If you’re a progressive, those items are, respectively: mediocre, somewhat positive, bad, mixed, and terrible. While the $400,000 threshold is tolerable in a larger deal, it’s no good in a bad deal. Changing the estate tax is a must, as current rates exclusively help the heirs of wealthy people to the tune of hundreds of millions of dollars in lost revenue. Some of the tax credits are vital, such as the Earned Income Tax Credit, but these should be passed automatically, not as something Democrats need to bargain for. The sequester is mixed because half the cuts come from the military, which are valuable and generally politically unachievable, but the other half come from the rest of the government, including programs like Medicaid and food stamps.
Other reports paint a more positive picture of the deal Obama will offer, but they seem less realistic as the contours outlined by the Times fit with the deal Obama previously offered, which liberals rejected out of hand.
Putting off the debt ceiling means another high-stakes confrontation with Republicans early next month, and another chance for hostage-taking and bad White House dealmaking. The debt ceiling and fiscal cliff should be addressed together, as Obama himself has insisted all along. Meanwhile, we don’t know if the deal extends unemployment insurance benefits or the payroll tax holiday, which are both crucial, and it has none of valuable infrastructure spending Obama wanted.
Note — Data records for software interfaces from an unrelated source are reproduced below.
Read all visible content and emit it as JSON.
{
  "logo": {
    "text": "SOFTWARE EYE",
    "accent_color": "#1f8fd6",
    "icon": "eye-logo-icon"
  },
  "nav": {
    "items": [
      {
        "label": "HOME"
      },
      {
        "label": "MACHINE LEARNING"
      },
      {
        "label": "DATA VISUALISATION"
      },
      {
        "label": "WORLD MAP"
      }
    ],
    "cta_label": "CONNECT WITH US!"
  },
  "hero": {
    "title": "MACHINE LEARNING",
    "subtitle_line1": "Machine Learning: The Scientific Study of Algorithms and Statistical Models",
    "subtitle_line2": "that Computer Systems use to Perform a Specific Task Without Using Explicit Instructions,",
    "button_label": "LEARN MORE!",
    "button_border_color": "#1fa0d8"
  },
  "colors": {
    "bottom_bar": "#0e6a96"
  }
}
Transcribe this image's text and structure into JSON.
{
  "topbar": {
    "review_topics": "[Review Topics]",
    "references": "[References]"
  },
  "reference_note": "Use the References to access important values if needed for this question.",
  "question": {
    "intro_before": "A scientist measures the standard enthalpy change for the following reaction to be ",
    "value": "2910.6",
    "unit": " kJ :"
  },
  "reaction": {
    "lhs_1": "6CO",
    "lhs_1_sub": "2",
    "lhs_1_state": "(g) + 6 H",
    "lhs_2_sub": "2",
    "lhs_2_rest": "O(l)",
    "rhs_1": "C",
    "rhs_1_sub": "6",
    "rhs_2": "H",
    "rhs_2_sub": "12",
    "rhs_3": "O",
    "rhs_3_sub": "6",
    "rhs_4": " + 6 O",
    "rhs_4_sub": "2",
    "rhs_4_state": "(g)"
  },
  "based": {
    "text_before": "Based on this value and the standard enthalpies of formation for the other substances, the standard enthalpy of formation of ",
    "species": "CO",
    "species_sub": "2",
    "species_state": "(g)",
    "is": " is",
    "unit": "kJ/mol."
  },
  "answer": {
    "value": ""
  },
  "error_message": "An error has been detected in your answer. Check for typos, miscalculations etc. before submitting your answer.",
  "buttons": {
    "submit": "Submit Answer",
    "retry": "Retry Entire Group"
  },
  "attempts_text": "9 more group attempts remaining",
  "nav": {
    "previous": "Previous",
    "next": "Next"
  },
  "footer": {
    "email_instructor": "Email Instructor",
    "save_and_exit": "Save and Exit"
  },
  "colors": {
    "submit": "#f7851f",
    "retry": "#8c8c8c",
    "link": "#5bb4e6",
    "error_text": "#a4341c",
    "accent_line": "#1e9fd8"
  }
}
Progressive groups, not surprisingly, are outraged by the deal. “There is not a single issue on the negotiating table where the public agrees with Republicans. That means it makes no sense to compromise on the $250,000 tax rate that the president campaigned on and won on twice. Comprising on taxes means there are hundreds of billions of dollars left on the table that will come out of programs for the poor and our grandparents on the back end. That is unacceptable and Democrats need to continue a bright line position: Raise tax rates on those making $250,000 at least to the Clinton rates and no cuts to Medicare, Medicaid, and Social Security benefits. Period,” said Adam Green, the co-founder of the Progressive Change Campaign Committee.
As Joan Walsh wrote this morning, even though Obama holds all the cars, he has disappointed in his ability to play hardball with Republicans, after everyone expected him to be better this time around.
Going over the cliff is bad too, but less so. At least it doesn’t cut taxes on the wealthy, while it preserves entitlement programs, contains the military cuts, and makes it easier for a more favorable deal to be reached in the new year, when anything Congress does will be a tax cut.
On the bright side, if Republicans reject Obama’s proposal — as they are likely to do since it does include modest tax hikes — and we go over the cliff, the big concessions may lead the media and the public to side with Obama in the aftermath. He looks like a compromiser, even to the point of weakness, while Republicans look obstinate and insulate, and the deal throws into stark relief just far the GOP is willing to go to preserve the tax cuts for the wealthy. Perhaps that is the entire point of the White House’s offer.
Alex Seitz-Wald is Salon’s political reporter. Email him at email@example.com, and follow him on Twitter @aseitzwald.